If you could read my mind, you wouldn’t be smiling.
Samantha McAllister looks just like the rest of the popular girls in her junior class. But hidden beneath the straightened hair and expertly applied makeup is a secret that her friends would never understand: Sam has Purely-Obsessional OCD and is consumed by a stream of dark thoughts and worries that she can’t turn off.
Second-guessing every move, thought, and word makes daily life a struggle, and it doesn’t help that her lifelong friends will turn toxic at the first sign of a wrong outfit, wrong lunch, or wrong crush. Yet Sam knows she’d be truly crazy to leave the protection of the most popular girls in school. So when Sam meets Caroline, she has to keep her new friend with a refreshing sense of humor and no style a secret, right up there with Sam’s weekly visits to her psychiatrist.
Caroline introduces Sam to Poet’s Corner, a hidden room and a tight-knit group of misfits who have been ignored by the school at large. Sam is drawn to them immediately, especially a guitar-playing guy with a talent for verse, and starts to discover a whole new side of herself. Slowly, she begins to feel more “normal” than she ever has as part of the popular crowd . . . until she finds a new reason to question her sanity and all she holds dear.
I read Stone’s first book (and sadly none of the sequels) and adored it, so when I saw Every Last Word pop up on my Goodreads feed, I knew it was a must-read.

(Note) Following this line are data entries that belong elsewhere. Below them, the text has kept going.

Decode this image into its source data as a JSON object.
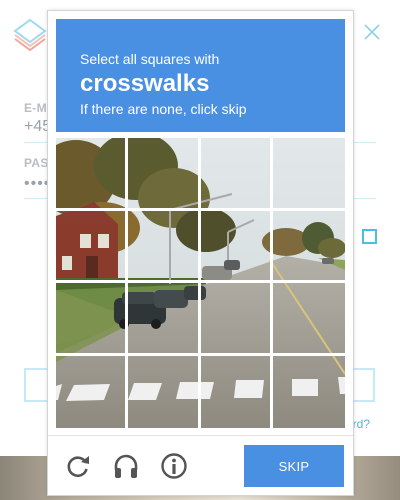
{
  "background_page": {
    "email_label": "E-MA",
    "email_value": "+45",
    "password_label": "PASS",
    "password_value": "••••",
    "forgot_text": "ord?"
  },
  "captcha": {
    "instruction": "Select all squares with",
    "target": "crosswalks",
    "hint": "If there are none, click skip",
    "skip_label": "SKIP",
    "grid_rows": 4,
    "grid_cols": 4,
    "accent_color": "#4a90e2"
  },
  "icons": [
    "refresh-icon",
    "headphones-icon",
    "info-icon",
    "close-icon",
    "logo-icon"
  ]
}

Poetry, OCD, and a swimmer?! YES PLEASE.
I don’t think I’ll be able to get Sam out of my head for a while. I related to her in so many ways – her friendship difficulties, her love for swimming, her desire to be herself. This made reading Every Last Word even more poignant. I was enthralled by Sam’s narrative from page one, and literally sat down to read and didn’t get up until I had finished the book. I wanted to see her stand up to her toxic friends, confront her feelings about AJ, and become someone who she is proud of.
And watching her along the way was beautiful. I loved reading about Sam’s growth. Watching her stand up to her friends, realize when she’d made mistakes and grow from them, and struggle with her OCD. Stone did a phenomenal job at keeping Sam down-to-earth and real for readers, making her incredibly relatable, whether you had similar experiences or not.
Sam’s OCD plays a role in the story, but it isn’t the most important facet to Sam’s personality. Her OCD is a part of who she is that Sam hides, and so over the course of the novel Sam struggles with deciding when to tell her friends (or if she should tell them at all). The scenes between Sam and her therapist were some of my favorite in the novel, because you saw Sam being brutally honest, something that was refreshing in the sections of the book where Sam felt like she had to lie about who she was. (Side note: I’m loving the increase in YA novels that have characters in therapy.)
The plot itself held a major twist at the end that threw me for a loop. But I also totally loved it. It allowed the book to end of the right note – a little bittersweet, but beautiful at the same time. It showed Sam’s growth and brought the story full circle.
Every Last Word is a must-read for any lover of relatable contemporary fiction. Sam will become a part of your heart on page one, and she won’t leave until long after you’ve finished reading her story. Tamara Ireland Stone, brava.